Blood Pressure & Nutrition for Adults

Both weight and daily nutrition can have a significant effect on blood pressure. Obesity/overweight, living a sedentary lifestyle, and eating unhealthy foods increase the risk for developing high blood pressure (hypertension).

Some patients may require medication for high blood pressure and others may be able to use diet and exercise to control it—with regular supervision from a qualified health care provider. Dietary changes can help lower blood pressure and reduce the risk for heart disease, heart attack and stroke. It is important to include lifestyle modifications like diet and exercise because medications alone often do not control high blood pressure adequately.

Recommended dietary changes include the following:

  • Eat more fresh fruits and vegetables.
  • Reduce dietary intake of saturated fat and cholesterol.
  • Eat foods lower in sodium and added salt.
  • Eliminate trans fats from the diet (found in foods with hydrogenated or partially-hydrogenated oils).

According to our sister publication Diabetes Focus Spring 2013, a recent study suggests that people who ate at least six ounces of low-fat yogurt 2 or 3 times a week are 31 percent less likely to develop high blood pressure than those who don't eat yogurt. More research is needed, but add some fresh fruit for a quick breakfast or a midday snack.

Fruits and vegetables provide vitamins, minerals, and important nutrients. Minerals such as magnesium, calcium, and potassium are known to help lower blood pressure. Check with a qualified health care provider before taking vitamin or mineral supplements.

To reduce the amount of saturated fat and cholesterol in the diet, choose lean meats, fish, and poultry without the skin. Use the Nutrition Facts label to make healthier choices when shopping. Substitute beans, lentils, or tofu for meat 2-3 times per week. Reduce the amount of butter, margarine, and salad dressings used and switch to low- or non-fat milk and yogurt.

Other sources of saturated fat and cholesterol are cheeses, sour cream, cream cheese, ice cream, chocolate candies, and baked goods. Avoid or limit cookies, cakes, pastries, and other sweets. Based on an average 2000 calorie per day diet, saturated fat should be less than 15 grams.

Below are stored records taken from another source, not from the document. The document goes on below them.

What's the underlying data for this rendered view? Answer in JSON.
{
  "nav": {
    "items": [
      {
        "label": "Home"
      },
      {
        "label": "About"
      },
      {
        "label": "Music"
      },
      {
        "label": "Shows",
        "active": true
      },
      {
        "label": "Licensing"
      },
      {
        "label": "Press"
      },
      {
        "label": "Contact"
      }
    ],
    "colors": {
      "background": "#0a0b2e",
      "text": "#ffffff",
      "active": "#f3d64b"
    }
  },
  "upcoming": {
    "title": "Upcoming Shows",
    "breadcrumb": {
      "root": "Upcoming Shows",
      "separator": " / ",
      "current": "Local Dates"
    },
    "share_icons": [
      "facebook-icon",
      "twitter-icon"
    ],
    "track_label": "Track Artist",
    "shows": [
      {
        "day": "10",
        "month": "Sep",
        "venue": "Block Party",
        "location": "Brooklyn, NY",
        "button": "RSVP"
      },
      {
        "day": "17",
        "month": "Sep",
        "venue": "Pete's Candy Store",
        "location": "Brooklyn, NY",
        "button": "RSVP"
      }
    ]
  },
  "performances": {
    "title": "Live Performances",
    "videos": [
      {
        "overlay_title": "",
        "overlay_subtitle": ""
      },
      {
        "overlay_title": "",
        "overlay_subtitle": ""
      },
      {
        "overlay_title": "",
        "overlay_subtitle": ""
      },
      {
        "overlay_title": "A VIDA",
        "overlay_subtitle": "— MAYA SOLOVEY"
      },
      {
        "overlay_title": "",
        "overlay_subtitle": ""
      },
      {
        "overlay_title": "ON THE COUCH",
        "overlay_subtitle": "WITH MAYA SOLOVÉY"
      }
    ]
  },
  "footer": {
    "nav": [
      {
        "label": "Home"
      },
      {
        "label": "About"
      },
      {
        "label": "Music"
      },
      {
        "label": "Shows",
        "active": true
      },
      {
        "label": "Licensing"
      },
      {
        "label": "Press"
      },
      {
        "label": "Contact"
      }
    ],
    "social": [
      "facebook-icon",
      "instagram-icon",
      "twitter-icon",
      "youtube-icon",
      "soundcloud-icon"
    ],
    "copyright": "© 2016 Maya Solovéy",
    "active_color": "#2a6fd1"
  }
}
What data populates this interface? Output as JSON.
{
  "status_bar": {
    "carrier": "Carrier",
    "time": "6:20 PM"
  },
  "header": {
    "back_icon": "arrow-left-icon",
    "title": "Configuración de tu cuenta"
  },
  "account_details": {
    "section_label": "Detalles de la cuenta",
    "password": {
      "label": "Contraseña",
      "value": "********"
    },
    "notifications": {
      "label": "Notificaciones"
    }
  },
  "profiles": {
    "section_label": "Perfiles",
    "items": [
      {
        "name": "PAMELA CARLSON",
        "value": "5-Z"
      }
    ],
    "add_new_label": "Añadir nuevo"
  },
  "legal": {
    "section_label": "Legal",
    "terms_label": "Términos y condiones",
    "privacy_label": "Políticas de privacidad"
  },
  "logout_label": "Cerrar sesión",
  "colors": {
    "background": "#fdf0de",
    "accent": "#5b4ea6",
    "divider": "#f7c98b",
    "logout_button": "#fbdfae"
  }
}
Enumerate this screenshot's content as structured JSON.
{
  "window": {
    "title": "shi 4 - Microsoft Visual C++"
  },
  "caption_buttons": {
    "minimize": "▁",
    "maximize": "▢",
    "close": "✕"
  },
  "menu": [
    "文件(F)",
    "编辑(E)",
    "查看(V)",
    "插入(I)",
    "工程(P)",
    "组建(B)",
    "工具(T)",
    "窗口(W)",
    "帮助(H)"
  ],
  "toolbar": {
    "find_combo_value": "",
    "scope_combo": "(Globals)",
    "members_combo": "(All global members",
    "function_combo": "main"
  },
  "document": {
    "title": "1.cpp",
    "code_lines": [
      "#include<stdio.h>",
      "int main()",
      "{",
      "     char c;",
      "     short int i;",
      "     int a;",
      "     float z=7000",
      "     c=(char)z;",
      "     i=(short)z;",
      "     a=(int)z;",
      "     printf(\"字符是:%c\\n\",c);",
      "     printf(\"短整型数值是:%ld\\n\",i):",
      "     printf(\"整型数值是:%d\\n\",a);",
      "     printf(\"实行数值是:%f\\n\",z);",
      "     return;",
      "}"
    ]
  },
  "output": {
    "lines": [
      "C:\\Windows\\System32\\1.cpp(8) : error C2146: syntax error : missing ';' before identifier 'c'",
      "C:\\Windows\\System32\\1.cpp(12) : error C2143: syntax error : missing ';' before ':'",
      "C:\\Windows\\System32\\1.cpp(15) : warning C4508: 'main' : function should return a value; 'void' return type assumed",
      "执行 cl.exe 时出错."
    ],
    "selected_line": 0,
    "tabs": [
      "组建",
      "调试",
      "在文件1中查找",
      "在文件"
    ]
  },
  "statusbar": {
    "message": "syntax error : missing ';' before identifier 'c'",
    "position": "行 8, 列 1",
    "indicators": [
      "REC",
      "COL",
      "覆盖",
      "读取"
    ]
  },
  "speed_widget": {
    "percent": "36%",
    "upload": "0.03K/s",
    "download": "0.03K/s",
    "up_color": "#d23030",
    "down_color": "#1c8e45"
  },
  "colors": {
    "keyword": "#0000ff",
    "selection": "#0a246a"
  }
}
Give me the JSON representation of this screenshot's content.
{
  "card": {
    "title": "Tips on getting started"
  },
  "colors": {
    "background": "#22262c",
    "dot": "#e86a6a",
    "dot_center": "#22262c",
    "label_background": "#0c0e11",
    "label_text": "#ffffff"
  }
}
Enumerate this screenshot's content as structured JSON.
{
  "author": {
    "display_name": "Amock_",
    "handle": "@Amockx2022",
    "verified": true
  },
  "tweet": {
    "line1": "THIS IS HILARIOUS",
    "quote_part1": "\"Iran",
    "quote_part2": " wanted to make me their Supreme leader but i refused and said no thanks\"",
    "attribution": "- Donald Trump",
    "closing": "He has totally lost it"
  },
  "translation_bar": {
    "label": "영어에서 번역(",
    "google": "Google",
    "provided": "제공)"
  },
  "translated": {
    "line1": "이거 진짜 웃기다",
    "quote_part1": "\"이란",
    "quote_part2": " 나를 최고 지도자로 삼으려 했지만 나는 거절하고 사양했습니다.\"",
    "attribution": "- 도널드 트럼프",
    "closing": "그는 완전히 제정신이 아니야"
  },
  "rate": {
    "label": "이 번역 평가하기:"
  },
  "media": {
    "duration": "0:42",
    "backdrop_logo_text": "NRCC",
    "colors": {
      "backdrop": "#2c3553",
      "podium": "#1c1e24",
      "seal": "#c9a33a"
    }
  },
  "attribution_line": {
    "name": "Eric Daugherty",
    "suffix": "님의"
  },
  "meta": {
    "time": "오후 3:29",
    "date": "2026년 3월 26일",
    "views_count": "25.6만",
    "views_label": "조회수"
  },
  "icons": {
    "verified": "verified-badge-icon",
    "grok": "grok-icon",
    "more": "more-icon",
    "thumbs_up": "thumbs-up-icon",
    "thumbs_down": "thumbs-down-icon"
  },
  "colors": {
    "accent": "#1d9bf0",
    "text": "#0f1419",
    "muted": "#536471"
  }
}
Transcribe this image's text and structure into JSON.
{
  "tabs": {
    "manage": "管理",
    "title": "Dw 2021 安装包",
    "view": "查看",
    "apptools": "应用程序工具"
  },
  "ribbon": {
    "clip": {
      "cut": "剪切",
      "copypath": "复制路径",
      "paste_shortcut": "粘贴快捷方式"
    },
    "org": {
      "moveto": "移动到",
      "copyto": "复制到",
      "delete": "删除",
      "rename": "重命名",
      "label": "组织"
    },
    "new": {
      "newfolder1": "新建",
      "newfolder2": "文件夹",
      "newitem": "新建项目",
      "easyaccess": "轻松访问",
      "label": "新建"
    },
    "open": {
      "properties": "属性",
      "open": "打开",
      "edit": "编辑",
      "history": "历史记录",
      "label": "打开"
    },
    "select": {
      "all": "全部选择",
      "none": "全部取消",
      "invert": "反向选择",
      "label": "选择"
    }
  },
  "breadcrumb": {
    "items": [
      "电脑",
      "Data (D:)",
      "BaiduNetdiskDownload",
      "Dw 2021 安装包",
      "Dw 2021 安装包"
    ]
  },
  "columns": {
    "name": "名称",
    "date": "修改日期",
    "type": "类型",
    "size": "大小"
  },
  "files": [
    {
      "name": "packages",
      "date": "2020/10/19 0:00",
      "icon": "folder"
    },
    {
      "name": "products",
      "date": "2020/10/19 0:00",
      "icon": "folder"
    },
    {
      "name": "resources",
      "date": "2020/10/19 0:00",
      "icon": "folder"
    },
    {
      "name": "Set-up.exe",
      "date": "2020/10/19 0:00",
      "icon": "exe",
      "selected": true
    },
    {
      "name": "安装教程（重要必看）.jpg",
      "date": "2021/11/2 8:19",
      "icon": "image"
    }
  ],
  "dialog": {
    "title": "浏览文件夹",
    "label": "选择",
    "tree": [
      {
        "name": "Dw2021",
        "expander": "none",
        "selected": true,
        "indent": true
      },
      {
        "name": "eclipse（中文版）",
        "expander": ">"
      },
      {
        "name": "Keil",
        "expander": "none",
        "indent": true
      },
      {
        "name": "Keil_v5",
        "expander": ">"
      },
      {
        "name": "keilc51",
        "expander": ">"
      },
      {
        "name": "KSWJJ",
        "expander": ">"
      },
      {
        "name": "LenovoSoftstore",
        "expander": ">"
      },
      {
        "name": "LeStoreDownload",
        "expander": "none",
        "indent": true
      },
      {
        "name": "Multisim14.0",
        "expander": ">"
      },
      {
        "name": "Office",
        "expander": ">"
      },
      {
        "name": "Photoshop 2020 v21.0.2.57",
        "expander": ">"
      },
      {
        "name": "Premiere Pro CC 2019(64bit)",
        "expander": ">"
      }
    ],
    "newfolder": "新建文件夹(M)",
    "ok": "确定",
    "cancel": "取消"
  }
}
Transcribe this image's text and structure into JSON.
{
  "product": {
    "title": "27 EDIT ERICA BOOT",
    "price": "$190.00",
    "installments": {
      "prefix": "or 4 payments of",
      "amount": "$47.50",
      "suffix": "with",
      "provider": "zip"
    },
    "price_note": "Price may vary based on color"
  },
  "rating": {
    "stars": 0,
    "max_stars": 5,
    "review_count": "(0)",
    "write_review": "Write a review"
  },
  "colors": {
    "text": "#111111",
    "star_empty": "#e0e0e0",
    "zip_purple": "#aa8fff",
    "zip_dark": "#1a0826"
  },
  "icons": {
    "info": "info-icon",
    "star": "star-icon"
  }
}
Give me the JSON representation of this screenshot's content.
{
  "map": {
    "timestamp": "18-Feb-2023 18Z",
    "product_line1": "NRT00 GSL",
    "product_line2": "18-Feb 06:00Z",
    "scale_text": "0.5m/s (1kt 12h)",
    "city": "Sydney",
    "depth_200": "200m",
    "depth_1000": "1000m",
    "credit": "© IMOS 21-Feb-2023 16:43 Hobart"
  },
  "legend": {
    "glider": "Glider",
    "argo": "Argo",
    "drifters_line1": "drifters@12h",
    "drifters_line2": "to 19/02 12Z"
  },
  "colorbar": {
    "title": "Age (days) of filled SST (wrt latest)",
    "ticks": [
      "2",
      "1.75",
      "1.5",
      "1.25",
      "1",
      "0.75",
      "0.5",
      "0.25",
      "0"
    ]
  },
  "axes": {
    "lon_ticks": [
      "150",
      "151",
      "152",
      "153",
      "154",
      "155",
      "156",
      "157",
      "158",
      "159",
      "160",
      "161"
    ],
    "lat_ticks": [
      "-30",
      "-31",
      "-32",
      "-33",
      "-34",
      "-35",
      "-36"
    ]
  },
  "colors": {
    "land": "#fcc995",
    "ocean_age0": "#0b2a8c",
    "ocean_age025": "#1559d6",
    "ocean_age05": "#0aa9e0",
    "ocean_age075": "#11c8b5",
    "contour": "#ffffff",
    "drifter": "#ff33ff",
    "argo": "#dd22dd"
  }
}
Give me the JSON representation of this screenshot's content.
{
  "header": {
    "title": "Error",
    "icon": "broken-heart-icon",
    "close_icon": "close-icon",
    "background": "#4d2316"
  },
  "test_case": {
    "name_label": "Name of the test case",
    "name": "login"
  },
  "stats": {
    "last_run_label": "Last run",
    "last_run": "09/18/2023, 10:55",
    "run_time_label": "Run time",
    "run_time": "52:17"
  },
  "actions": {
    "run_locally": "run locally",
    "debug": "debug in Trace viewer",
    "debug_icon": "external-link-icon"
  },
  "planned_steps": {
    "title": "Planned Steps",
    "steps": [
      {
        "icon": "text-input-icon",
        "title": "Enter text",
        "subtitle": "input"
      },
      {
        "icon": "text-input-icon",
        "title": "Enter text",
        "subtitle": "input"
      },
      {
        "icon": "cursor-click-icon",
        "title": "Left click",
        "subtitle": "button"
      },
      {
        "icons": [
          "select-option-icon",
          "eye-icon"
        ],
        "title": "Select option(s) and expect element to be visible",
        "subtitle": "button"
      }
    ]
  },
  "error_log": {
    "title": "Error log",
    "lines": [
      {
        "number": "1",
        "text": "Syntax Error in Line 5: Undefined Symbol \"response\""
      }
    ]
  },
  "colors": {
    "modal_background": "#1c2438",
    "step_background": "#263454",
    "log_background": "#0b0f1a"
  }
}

To reduce the amount of sodium in the diet, check the Nutrition Facts label on all foods, especially prepared foods such as frozen entrees, frozen pizzas, flavored seasoning mixes, and canned soups for sodium content. A food that is low in sodium has less than 140 mg per serving.

Avoid high-sodium foods such as smoked meats and fish, pickles, condiments, and canned foods. When dining out, ask how foods are prepared and request that the food be made without added salt, soy sauce, or MSG (monosodium glutamate). Also, try seasoning with herbs, spices, citrus, vinegar, or salt-free seasoning blends instead of salt.

Because trans fats raise LDL ("bad") cholesterol and lower HDL ("good") cholesterol in the blood, they should be avoided or strictly limited. Hydrogenated and partially-hydrogenated oils contain trans fat. These oils may be found in French fries from fast food restaurants, some brands of peanut butter, microwave popcorn, cookies, chips, and crackers.

Check the ingredients list for hydrogenated or partially-hydrogenated oils—and avoid foods that have them. Use canola, olive, or corn oils when cooking and choose food products made with these oils.

Due to potentially high levels of mercury, avoid shark, swordfish, king mackerel, and tilefish. Talk with a qualified health care provider, registered dietician, or nutritionist about the safety of fish.

Patients who have high blood pressure should learn about using food labels to make healthy choices and have blood pressure checked regularly. Because high blood pressure is a risk factor for heart disease, please see Heart Disease Nutrition and talk with a qualified health care provider for more information about how diet influences high blood pressure.

Publication Review By: Jagdish Patel, M.D., F.A.C.C., Stanley J. Swierzewski, III, M.D.

Published: 01 Mar 2007

Last Modified: 20 Feb 2013